“That’s important,” says Dagley, “because the adjacent municipality of Shelburne doesn’t have one, so that business will draw a lot of shoppers to Queens Municipality. We have also looked at vacant schools that have been turned back to the Region from the province. We transferred one in Mill Village for a dollar to DEVI International Boarding School. They’re bringing international students in and it’s providing employment for six teachers.” Another school was sold to a developer who intends to build apartments on the property. And on a larger, 32-acre property sold last year, the developer has foundations in place for apartment buildings. Kent Fields Estates have said they will build more apartments as those are rented. Given the number of employees coming to work at companies in Queens, those accommodations are much needed.

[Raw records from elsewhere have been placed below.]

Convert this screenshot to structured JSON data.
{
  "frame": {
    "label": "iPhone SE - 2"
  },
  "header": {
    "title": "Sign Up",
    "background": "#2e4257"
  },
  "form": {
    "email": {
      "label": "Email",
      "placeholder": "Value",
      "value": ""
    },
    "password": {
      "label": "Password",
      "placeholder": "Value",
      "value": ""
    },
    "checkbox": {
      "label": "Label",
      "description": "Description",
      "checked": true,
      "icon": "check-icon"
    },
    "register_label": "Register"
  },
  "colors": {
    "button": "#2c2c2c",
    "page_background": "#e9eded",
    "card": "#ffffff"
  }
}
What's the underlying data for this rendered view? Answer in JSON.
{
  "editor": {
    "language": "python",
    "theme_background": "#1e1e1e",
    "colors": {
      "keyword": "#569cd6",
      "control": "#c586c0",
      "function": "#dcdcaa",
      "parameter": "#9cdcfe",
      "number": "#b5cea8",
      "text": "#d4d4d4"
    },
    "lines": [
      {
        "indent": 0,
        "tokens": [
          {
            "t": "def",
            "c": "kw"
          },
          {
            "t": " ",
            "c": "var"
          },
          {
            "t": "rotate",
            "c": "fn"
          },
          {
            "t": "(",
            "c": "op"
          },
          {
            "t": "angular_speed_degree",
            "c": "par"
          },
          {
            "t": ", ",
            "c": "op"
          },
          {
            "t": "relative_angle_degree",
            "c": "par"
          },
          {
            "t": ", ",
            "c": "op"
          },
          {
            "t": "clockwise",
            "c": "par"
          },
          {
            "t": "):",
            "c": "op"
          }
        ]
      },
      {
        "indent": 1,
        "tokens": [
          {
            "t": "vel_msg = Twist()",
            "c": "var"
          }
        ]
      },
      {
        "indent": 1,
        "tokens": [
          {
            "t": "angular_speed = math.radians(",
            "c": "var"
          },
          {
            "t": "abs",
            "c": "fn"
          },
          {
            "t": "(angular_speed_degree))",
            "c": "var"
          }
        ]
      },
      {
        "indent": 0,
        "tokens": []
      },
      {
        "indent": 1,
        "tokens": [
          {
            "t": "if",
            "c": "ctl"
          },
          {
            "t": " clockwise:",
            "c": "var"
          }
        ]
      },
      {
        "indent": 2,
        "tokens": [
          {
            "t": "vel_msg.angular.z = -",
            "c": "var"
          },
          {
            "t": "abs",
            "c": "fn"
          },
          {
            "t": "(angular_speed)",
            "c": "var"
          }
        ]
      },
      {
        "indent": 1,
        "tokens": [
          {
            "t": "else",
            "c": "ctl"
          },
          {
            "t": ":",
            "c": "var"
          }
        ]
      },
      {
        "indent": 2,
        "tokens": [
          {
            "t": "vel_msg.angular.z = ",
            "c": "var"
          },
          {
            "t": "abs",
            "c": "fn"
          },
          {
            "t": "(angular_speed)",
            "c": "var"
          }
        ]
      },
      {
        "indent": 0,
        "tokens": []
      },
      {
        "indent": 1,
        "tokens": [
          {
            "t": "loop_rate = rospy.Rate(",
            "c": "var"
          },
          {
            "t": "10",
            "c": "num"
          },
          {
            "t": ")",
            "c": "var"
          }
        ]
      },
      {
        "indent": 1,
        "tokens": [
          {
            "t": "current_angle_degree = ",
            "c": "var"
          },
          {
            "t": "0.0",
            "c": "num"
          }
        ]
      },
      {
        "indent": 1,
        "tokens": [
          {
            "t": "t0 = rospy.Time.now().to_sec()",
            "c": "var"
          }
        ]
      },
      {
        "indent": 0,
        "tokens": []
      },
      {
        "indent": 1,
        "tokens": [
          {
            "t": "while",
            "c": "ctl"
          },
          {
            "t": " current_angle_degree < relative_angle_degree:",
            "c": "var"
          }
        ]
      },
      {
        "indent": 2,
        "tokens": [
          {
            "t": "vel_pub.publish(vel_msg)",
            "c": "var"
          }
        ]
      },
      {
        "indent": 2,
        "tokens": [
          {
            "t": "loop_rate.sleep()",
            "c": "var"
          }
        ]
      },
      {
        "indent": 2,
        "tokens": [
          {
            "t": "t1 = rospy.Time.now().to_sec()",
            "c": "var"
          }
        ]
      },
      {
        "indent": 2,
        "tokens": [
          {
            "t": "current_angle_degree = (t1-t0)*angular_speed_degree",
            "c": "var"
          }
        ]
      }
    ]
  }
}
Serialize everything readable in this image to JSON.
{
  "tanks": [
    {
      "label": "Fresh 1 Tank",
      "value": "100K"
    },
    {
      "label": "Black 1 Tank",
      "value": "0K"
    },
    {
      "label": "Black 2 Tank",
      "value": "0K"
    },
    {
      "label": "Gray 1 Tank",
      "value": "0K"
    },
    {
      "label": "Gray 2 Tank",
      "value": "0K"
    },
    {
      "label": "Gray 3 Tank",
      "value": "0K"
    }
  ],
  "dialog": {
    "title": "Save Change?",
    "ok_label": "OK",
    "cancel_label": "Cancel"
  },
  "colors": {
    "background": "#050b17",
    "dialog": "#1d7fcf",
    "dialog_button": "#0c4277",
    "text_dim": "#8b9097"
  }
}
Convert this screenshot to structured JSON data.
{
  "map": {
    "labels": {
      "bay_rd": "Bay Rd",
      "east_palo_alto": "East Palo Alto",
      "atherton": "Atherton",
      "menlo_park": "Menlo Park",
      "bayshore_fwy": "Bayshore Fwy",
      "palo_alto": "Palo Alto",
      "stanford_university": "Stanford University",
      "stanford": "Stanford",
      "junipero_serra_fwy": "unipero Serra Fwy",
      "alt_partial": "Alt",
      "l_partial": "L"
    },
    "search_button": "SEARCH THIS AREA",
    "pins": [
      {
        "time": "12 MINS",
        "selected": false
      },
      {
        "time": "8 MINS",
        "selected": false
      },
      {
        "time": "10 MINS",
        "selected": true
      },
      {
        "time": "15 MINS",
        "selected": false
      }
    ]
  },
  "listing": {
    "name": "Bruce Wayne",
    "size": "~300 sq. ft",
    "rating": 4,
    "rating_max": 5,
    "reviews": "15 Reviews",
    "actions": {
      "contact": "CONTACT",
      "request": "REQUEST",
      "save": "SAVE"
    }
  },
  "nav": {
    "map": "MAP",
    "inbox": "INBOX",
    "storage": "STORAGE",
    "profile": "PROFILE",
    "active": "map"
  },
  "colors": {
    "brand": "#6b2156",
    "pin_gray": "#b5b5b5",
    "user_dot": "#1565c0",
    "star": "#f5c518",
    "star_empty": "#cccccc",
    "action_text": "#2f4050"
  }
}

Other amenities and services offered by the municipality include a second generation landfill with source separation of recyclables and a separate organic waste collection. The Liverpool area is served by a state-of-the-art water treatment facility, and a wastewater treatment facility. Caledonia area also has a wastewater treatment facility. The local Queens General Hospital is an acute care community hospital with a 22-bed combined Medical and Surgical Unit, as well as a Day Surgery Unit and an integrated Collaborative Care Centre. The North Queens Medical Centre in Caledonia provides accessible primary care services in North Queens and surrounding areas.
On the recreation front, a bevy of local trails and parks exist in Queens County, and Queens Place Emera Centre boasts a fitness centre, an indoor 2-lane oval track for walking or jogging, an NHL-size arena capable of playing host to a diverse choice of on-ice activities, concerts, trade shows, conventions, and more. On the adjacent property exists a modern skateboard park, bike trail, an outdoor walking trail, and basketball courts. The Mayor shares some exciting news: “We’ve secured the World Junior Curling event for Feb 17-24, 2019 at Queens Place Emera Centre. It’s a major accomplishment that will put Queens and Liverpool on the world map. We’re looking forward to filling all the hotels in the area during that event, which we’re able to host because we have such a huge volunteer base.”
The Region has awarded a contract to Upland Consulting at a cost of $130,000 for a complete overhaul of the Municipal Planning Strategy and Land Use Bylaw. “We’ve had the current strategy in place for nine years,” says Dagley, “and it’s time for a review. We’re looking forward to our staff working with the consultant and it will have a large component of public input. Hopefully, it will address the needs for another nine years, as to where we want to develop and to what extent. We’re working on all our infrastructure in the Region of Queens Municipality and looking to improve the quality of life. We have houses that are selling here, people that are coming here, and jobs that are being filled. We’re looking forward to continuing to grow our population and our economy.”
AT A GLANCE
WHO: Region of Queens Municipality, Nova Scotia
WHAT: Regional community of 10,300 people
WHERE: Southwest shore of the province of Nova Scotia